- REQUIRED WORK -
Output all of the records exactly, word for word.

- DATA EXTRACTS -
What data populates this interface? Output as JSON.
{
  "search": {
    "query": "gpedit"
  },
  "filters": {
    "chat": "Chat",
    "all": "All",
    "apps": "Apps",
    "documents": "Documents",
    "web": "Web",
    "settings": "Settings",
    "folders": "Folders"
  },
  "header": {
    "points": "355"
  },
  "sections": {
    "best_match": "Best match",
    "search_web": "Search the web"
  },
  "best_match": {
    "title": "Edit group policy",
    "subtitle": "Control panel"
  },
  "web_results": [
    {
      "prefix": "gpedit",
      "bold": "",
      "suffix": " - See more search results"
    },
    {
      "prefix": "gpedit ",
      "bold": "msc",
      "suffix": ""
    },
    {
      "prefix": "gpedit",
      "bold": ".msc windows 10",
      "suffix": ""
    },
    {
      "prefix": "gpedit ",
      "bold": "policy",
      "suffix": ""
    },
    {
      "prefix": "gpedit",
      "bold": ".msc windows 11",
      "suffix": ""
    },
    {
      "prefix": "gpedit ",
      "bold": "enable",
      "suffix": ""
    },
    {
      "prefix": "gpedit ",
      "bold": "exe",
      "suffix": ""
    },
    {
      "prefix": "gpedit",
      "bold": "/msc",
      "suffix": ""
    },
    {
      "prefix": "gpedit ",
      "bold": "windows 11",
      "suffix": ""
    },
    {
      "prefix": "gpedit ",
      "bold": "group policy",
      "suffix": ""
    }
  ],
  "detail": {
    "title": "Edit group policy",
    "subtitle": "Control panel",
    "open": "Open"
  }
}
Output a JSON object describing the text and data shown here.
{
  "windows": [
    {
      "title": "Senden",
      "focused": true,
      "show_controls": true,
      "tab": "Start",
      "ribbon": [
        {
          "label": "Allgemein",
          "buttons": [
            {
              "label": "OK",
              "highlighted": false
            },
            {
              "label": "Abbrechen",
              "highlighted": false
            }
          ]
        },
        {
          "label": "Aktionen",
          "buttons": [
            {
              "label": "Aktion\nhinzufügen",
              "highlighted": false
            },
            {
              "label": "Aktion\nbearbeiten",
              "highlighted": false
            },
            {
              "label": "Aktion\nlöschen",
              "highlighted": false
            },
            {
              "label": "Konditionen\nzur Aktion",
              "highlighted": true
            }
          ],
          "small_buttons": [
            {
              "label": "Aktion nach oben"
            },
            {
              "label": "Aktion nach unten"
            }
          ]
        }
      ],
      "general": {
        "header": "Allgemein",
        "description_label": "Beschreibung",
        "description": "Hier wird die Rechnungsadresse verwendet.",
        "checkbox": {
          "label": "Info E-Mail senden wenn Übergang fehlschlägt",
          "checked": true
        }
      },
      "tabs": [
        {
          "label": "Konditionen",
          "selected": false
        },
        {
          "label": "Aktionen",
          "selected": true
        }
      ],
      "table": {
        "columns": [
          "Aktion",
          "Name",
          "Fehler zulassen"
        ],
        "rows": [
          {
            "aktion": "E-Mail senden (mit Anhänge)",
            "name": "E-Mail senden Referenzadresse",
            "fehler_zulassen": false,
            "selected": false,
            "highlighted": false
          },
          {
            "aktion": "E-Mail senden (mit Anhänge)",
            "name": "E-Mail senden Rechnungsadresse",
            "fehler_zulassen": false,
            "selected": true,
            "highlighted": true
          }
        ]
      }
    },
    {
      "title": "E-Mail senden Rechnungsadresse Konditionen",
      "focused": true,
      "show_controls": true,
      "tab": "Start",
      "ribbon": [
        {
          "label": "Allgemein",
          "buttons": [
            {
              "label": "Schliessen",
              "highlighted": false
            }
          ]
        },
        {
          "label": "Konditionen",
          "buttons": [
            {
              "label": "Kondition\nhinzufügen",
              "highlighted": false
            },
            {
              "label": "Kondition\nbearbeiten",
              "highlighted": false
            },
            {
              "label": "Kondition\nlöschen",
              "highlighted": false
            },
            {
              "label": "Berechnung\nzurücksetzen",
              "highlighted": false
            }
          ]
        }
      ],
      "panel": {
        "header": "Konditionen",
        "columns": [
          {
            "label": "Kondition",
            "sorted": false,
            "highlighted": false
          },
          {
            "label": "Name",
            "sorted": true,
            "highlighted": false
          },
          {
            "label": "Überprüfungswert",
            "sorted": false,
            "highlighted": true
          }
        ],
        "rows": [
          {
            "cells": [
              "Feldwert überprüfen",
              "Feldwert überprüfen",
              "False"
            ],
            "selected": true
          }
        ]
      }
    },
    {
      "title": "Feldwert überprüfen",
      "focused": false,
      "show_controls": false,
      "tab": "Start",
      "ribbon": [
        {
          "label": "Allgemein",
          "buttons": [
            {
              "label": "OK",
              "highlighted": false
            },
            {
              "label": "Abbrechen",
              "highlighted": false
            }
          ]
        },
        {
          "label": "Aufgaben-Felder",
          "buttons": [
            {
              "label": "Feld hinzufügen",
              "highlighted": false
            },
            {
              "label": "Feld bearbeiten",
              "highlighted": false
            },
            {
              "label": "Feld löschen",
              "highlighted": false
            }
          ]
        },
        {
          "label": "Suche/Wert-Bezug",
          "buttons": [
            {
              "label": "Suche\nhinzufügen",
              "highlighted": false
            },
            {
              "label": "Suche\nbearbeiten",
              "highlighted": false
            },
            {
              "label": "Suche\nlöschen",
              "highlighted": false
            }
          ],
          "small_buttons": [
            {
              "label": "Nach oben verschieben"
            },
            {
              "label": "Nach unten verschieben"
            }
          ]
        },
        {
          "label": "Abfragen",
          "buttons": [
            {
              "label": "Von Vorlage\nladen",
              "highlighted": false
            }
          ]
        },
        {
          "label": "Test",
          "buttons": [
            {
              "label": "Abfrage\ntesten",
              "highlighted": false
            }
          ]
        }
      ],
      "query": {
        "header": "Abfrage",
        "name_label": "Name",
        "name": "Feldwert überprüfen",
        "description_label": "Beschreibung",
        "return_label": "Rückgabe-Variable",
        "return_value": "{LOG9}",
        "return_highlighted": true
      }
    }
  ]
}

- FINISHED TASK -
What data populates this interface? Output as JSON.
{
  "search": {
    "query": "gpedit"
  },
  "filters": {
    "chat": "Chat",
    "all": "All",
    "apps": "Apps",
    "documents": "Documents",
    "web": "Web",
    "settings": "Settings",
    "folders": "Folders"
  },
  "header": {
    "points": "355"
  },
  "sections": {
    "best_match": "Best match",
    "search_web": "Search the web"
  },
  "best_match": {
    "title": "Edit group policy",
    "subtitle": "Control panel"
  },
  "web_results": [
    {
      "prefix": "gpedit",
      "bold": "",
      "suffix": " - See more search results"
    },
    {
      "prefix": "gpedit ",
      "bold": "msc",
      "suffix": ""
    },
    {
      "prefix": "gpedit",
      "bold": ".msc windows 10",
      "suffix": ""
    },
    {
      "prefix": "gpedit ",
      "bold": "policy",
      "suffix": ""
    },
    {
      "prefix": "gpedit",
      "bold": ".msc windows 11",
      "suffix": ""
    },
    {
      "prefix": "gpedit ",
      "bold": "enable",
      "suffix": ""
    },
    {
      "prefix": "gpedit ",
      "bold": "exe",
      "suffix": ""
    },
    {
      "prefix": "gpedit",
      "bold": "/msc",
      "suffix": ""
    },
    {
      "prefix": "gpedit ",
      "bold": "windows 11",
      "suffix": ""
    },
    {
      "prefix": "gpedit ",
      "bold": "group policy",
      "suffix": ""
    }
  ],
  "detail": {
    "title": "Edit group policy",
    "subtitle": "Control panel",
    "open": "Open"
  }
}
Output a JSON object describing the text and data shown here.
{
  "windows": [
    {
      "title": "Senden",
      "focused": true,
      "show_controls": true,
      "tab": "Start",
      "ribbon": [
        {
          "label": "Allgemein",
          "buttons": [
            {
              "label": "OK",
              "highlighted": false
            },
            {
              "label": "Abbrechen",
              "highlighted": false
            }
          ]
        },
        {
          "label": "Aktionen",
          "buttons": [
            {
              "label": "Aktion\nhinzufügen",
              "highlighted": false
            },
            {
              "label": "Aktion\nbearbeiten",
              "highlighted": false
            },
            {
              "label": "Aktion\nlöschen",
              "highlighted": false
            },
            {
              "label": "Konditionen\nzur Aktion",
              "highlighted": true
            }
          ],
          "small_buttons": [
            {
              "label": "Aktion nach oben"
            },
            {
              "label": "Aktion nach unten"
            }
          ]
        }
      ],
      "general": {
        "header": "Allgemein",
        "description_label": "Beschreibung",
        "description": "Hier wird die Rechnungsadresse verwendet.",
        "checkbox": {
          "label": "Info E-Mail senden wenn Übergang fehlschlägt",
          "checked": true
        }
      },
      "tabs": [
        {
          "label": "Konditionen",
          "selected": false
        },
        {
          "label": "Aktionen",
          "selected": true
        }
      ],
      "table": {
        "columns": [
          "Aktion",
          "Name",
          "Fehler zulassen"
        ],
        "rows": [
          {
            "aktion": "E-Mail senden (mit Anhänge)",
            "name": "E-Mail senden Referenzadresse",
            "fehler_zulassen": false,
            "selected": false,
            "highlighted": false
          },
          {
            "aktion": "E-Mail senden (mit Anhänge)",
            "name": "E-Mail senden Rechnungsadresse",
            "fehler_zulassen": false,
            "selected": true,
            "highlighted": true
          }
        ]
      }
    },
    {
      "title": "E-Mail senden Rechnungsadresse Konditionen",
      "focused": true,
      "show_controls": true,
      "tab": "Start",
      "ribbon": [
        {
          "label": "Allgemein",
          "buttons": [
            {
              "label": "Schliessen",
              "highlighted": false
            }
          ]
        },
        {
          "label": "Konditionen",
          "buttons": [
            {
              "label": "Kondition\nhinzufügen",
              "highlighted": false
            },
            {
              "label": "Kondition\nbearbeiten",
              "highlighted": false
            },
            {
              "label": "Kondition\nlöschen",
              "highlighted": false
            },
            {
              "label": "Berechnung\nzurücksetzen",
              "highlighted": false
            }
          ]
        }
      ],
      "panel": {
        "header": "Konditionen",
        "columns": [
          {
            "label": "Kondition",
            "sorted": false,
            "highlighted": false
          },
          {
            "label": "Name",
            "sorted": true,
            "highlighted": false
          },
          {
            "label": "Überprüfungswert",
            "sorted": false,
            "highlighted": true
          }
        ],
        "rows": [
          {
            "cells": [
              "Feldwert überprüfen",
              "Feldwert überprüfen",
              "False"
            ],
            "selected": true
          }
        ]
      }
    },
    {
      "title": "Feldwert überprüfen",
      "focused": false,
      "show_controls": false,
      "tab": "Start",
      "ribbon": [
        {
          "label": "Allgemein",
          "buttons": [
            {
              "label": "OK",
              "highlighted": false
            },
            {
              "label": "Abbrechen",
              "highlighted": false
            }
          ]
        },
        {
          "label": "Aufgaben-Felder",
          "buttons": [
            {
              "label": "Feld hinzufügen",
              "highlighted": false
            },
            {
              "label": "Feld bearbeiten",
              "highlighted": false
            },
            {
              "label": "Feld löschen",
              "highlighted": false
            }
          ]
        },
        {
          "label": "Suche/Wert-Bezug",
          "buttons": [
            {
              "label": "Suche\nhinzufügen",
              "highlighted": false
            },
            {
              "label": "Suche\nbearbeiten",
              "highlighted": false
            },
            {
              "label": "Suche\nlöschen",
              "highlighted": false
            }
          ],
          "small_buttons": [
            {
              "label": "Nach oben verschieben"
            },
            {
              "label": "Nach unten verschieben"
            }
          ]
        },
        {
          "label": "Abfragen",
          "buttons": [
            {
              "label": "Von Vorlage\nladen",
              "highlighted": false
            }
          ]
        },
        {
          "label": "Test",
          "buttons": [
            {
              "label": "Abfrage\ntesten",
              "highlighted": false
            }
          ]
        }
      ],
      "query": {
        "header": "Abfrage",
        "name_label": "Name",
        "name": "Feldwert überprüfen",
        "description_label": "Beschreibung",
        "return_label": "Rückgabe-Variable",
        "return_value": "{LOG9}",
        "return_highlighted": true
      }
    }
  ]
}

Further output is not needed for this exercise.